An arson fire in the 300 block of Cesar Chavez Boulevard in Calexico in late November was one of several intentionally set blazes during the month, according to Calexico fire officials. Many of the fires, one captain said, were believed to have been set by transients. | PHOTO COURTESY OF IMPERIAL VALLEY LAW ENFORCEMENT AND FIRE
CALEXICO — Fire officials have observed a noticeable increase in the number fire incidents believed to have been started by transients in the month of November.
“We have had an increase in arson fires that after investigation were found to be related to the transient homeless population,” Calexico fire Capt. Eduardo Rivera said during an interview on Wednesday, Dec. 2. “That has slightly increased, not to say dramatically, but just enough for us to take a notice of it.”
The Fire Department responded to 12 fires during the month, which included a wide range of fire-related calls, from arsons, structure fires, and home fires, Rivera said.
“The most recent was one we had on Thanksgiving (Nov. 26),” Rivera said. “On that one, we do have an unidentified individual seen lighting a shed on fire, which ultimately completely burned.”
By utilizing surveillance footage captured near the scene, the department was able to view the unidentified individual leaving the scene on a bicycle. As a result of the shed’s destruction, a nearby warehouse also sustained fire damage to its exterior and similar damage to portions of the building’s ceiling, Rivera said.
“We can’t say if they were transients or not because there was really no way to tell,” Rivera said of the suspect seen lighting the shed ablaze.
Other arson-related incidents in November were able to utilize surveillance footage to identify individuals known by the Calexico Police Department as local transients and whom officers were able to detain a day following each incident, Rivera said.
In similar cases involving arson fires started by members of the homeless population observed in early January, Fire Chief Diego Favila told this newspaper that some incidents were likely caused by fires meant to either provide warmth or for cooking by local homeless individuals given that they involved no electricity or gas.
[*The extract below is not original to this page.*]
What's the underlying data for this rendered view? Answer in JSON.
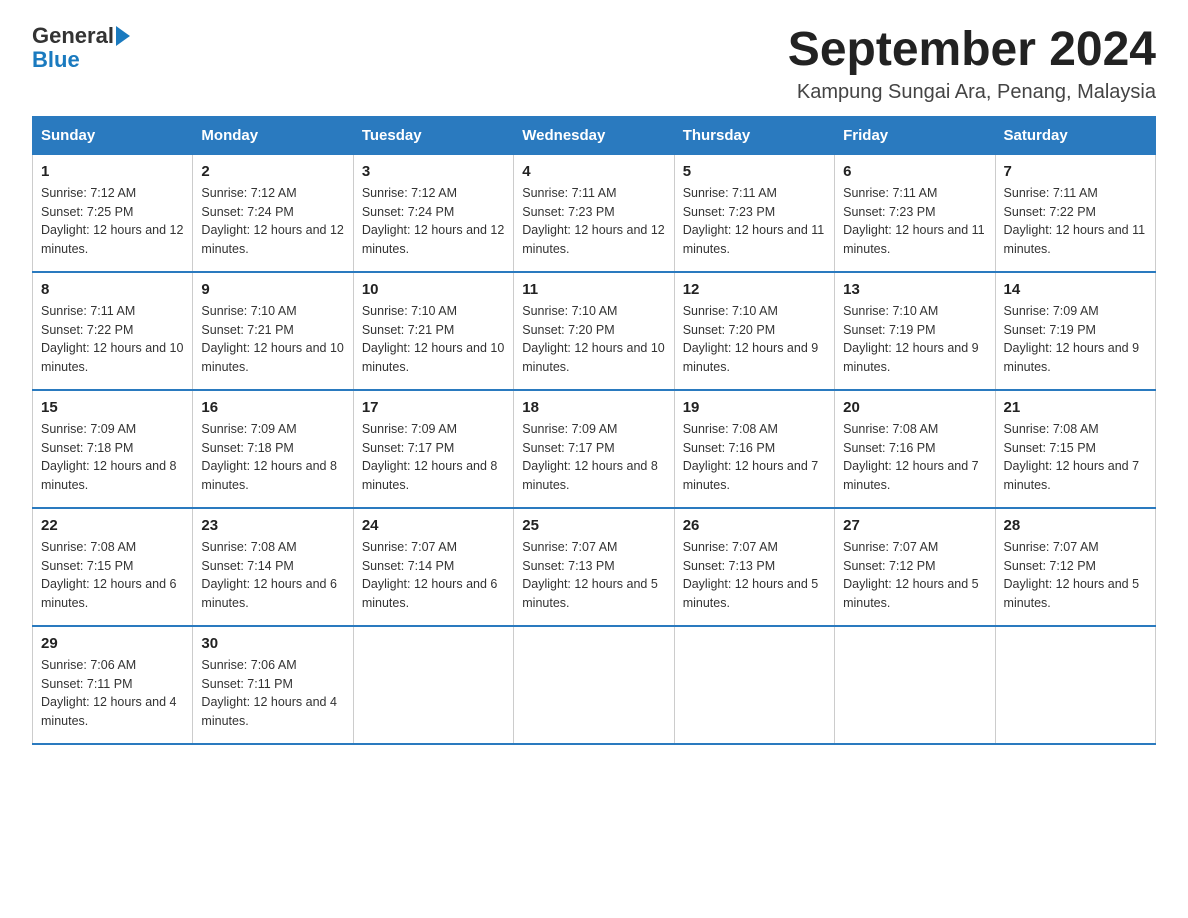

Along with the arson fires, the holiday season can bring with it its own fire-related concerns with home fires occurring as a result of electrical or cooking mishaps, explained Rivera.
“If you are using a real tree for the holidays, you need to make sure you water it daily because that is very important,” Rivera said. “There is a very intense probability of fire if it becomes too dry and we don’t want that.”
Besides keeping up with the proper Christmas tree maintenance to make sure it stays as fresh as possible, Rivera also recommends following your city’s tree disposal methods as dry trees can easily succumb to flames if lit.
“Also with lighting, be very cautious of overloading your house’s electrical capability,” Rivera said. “Make sure if you’re noticing the breakers popping, those are indications that something needs to be looked at or you’re overloading the system.”
Rivera also suggested when cooking this holiday season to “always make sure that you’re tending to the stove, that your handles are inward to protect children,” and when frying frozen foods or other meals to be very cautious.
Among the fire incidents Rivera responded to last month, one did involve a “normal home fire in a residence” that was the result of a stove top catching flames.
“It was very minimal, it was a cutting board that was left on top of (the stove) accidentally,” Rivera said.
In addition to the holiday precautions, fire crews have also had to deal with safety measures brought on by the ongoing pandemic.
“Patient safety and provider safety is going to be key and we actually go slower on the calls because we have to limit the number of people that come into contact with the patient until we can confirm there is no possibility for COVID,” Rivera said of the department’s duel ambulance services.
Responders have utilized a series of questions done during a doorway assessment to identify the potential risk of a patient contracting the coronavirus. If no such threat exists then responders will all enter the home normally, however if not then COVID-19 safety protocols will be conducted, Rivera explained.
“If we ever get to a point where we’ve identified that there is a potential for COVID to be in that call we will limit the number of responders to one person that goes in and if other people are needed then it is very systematically done to minimize the provider’s exposure,” Rivera said.
The added precautions and time spent implementing them has been the majority of the impact the pandemic has had on the fire department, Rivera noted.
“We are doing very well,” he said. “We do get assistance from the other ambulances, but for the most part we are running pretty close to 95 percent or higher (response) to all of our calls.”
Averaging over 14 calls a day, the fire department has responded to a majority of their calls, which includes fire, medical, public assistance and service calls, Rivera said.
To stay safe this holiday season, Rivera also recommends people educate themselves on fire safety tips by watching YouTube videos that outline how to keep your home safe from preventable holiday fire hazards.